The spiritual task could be stated in non-religious terms as the need to relocate the energy centre from which we live from the self-conscious mind (which can hold perhaps 40 items at any one moment) to the deep mind (which can hold perhaps 11 million, according to one account). While we must not make the mistake of thinking simplistically that there is a direct correspondence between mind and brain, in the sense that the self-conscious mind and the left hemisphere are really the same, or the deep mind and the right hemisphere, yet the brain is, as McGilChrist puts it, 'the place where mind meets matter'; what we do with our minds affects that matter.
The way we use language, especially in a liturgical setting, can facilitate the task of what I have called 'the work of silence' by helping the mind into the self-forgetful receptivity of the hidden, deep mind; or it can make the task more difficult by throwing the listener back into the self-conscious mind, reinforcing the concerns of the left hemisphere, which is what happens when the interpolations are made in the prayer and the proclamation mentioned in the previous post ('heal the joyous' vs 'heal the joyous ones'; 'Christ our Passover is sacrificed for us' vs 'Christ our Passover lamb is sacrificed for us').
The same can be said of music. There is nothing subtle about rock and hiphop: they are self-conscious music forms, and make the listeners self-conscious. While most rhythm is handled by the right hemisphere, the repetitive thumping — 'basic metrical rhythms' (p. 74) — of pop music are handled by the left hemisphere. These are but two of the reasons that pop music is inappropriate for liturgy, which, if it is doing its job, is opening us to the liminality ('betweenness' p. 72) of the apophatic and opening the apophatic to us.
But there is more: the way we think has an impact on the formation of our brains. For example, 'brain areas in individuals may actually grow in response to use. . .the right posterior hypocampus, the area of the brain which stores complex three-dimensional maps in space, is larger in London cabbies, taxi drivers with extensive navigational experience.' (p. 24) There are also well-known studies on changes in brain structures and functions of people who have meditated or prayed all their lives.

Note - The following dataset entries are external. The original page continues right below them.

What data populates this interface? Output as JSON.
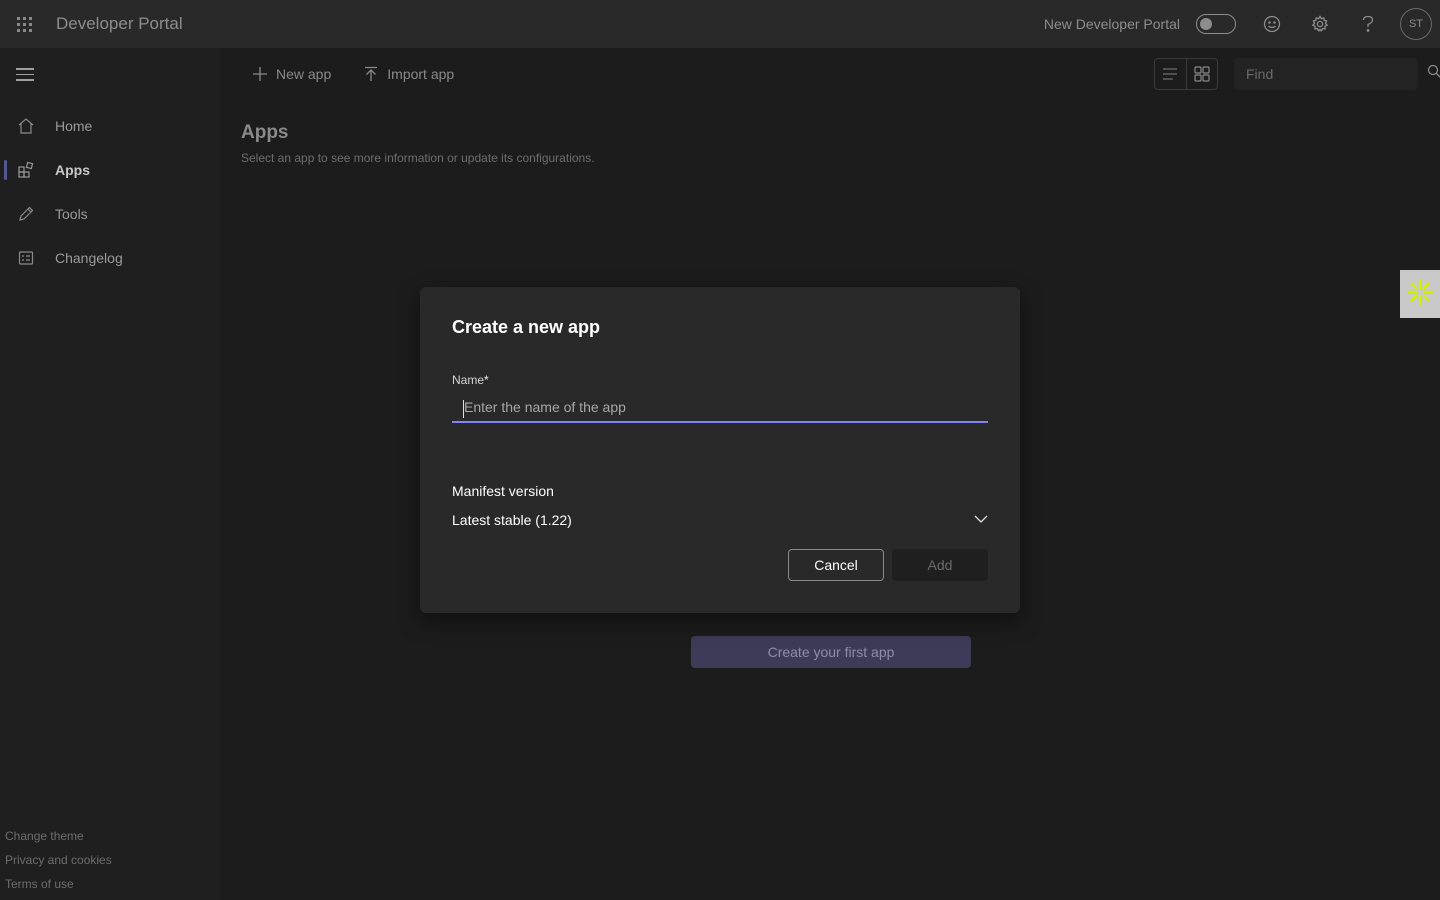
{
  "topbar": {
    "app_title": "Developer Portal",
    "new_portal_label": "New Developer Portal",
    "new_portal_toggle_on": false,
    "avatar_initials": "ST",
    "icons": [
      "app-launcher-icon",
      "feedback-icon",
      "settings-icon",
      "help-icon"
    ]
  },
  "sidebar": {
    "items": [
      {
        "label": "Home",
        "icon": "home-icon",
        "active": false
      },
      {
        "label": "Apps",
        "icon": "apps-icon",
        "active": true
      },
      {
        "label": "Tools",
        "icon": "tools-icon",
        "active": false
      },
      {
        "label": "Changelog",
        "icon": "changelog-icon",
        "active": false
      }
    ],
    "footer": [
      "Change theme",
      "Privacy and cookies",
      "Terms of use"
    ]
  },
  "commandbar": {
    "new_app_label": "New app",
    "import_app_label": "Import app",
    "find_placeholder": "Find"
  },
  "page": {
    "title": "Apps",
    "subtitle": "Select an app to see more information or update its configurations.",
    "create_first_label": "Create your first app"
  },
  "dialog": {
    "title": "Create a new app",
    "name_label": "Name",
    "name_required_marker": "*",
    "name_value": "",
    "name_placeholder": "Enter the name of the app",
    "manifest_label": "Manifest version",
    "manifest_value": "Latest stable (1.22)",
    "cancel_label": "Cancel",
    "add_label": "Add",
    "add_disabled": true
  },
  "colors": {
    "accent": "#7f85f5",
    "widget_icon": "#d4f000"
  }
}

There are implications in these studies for everything we do in Western Christianity: the language of liturgy, the language of translation, the kind of music we use, the amount of silence within the liturgy, the gestalt—for the right hemisphere misses nothing. We speak of religion as communicating with reality, but if it is making us more self-conscious, focusing us on superficial details and virtual representations, shattering us with noise, then it is less than useless; it is destructive.
McGilchrist's book is fascinating, if somewhat hard to get into at first. It is essential reading for anyone who has a serious interest the relationship between mind and brain; how these affect the way we see the world and the way we create it for ourselves. And particularly for those with a serious interest in pulling Western Christianity back towards its empirical base, lest it die of triviality, banality, and an excess of words piled on words that have no longer have any referent.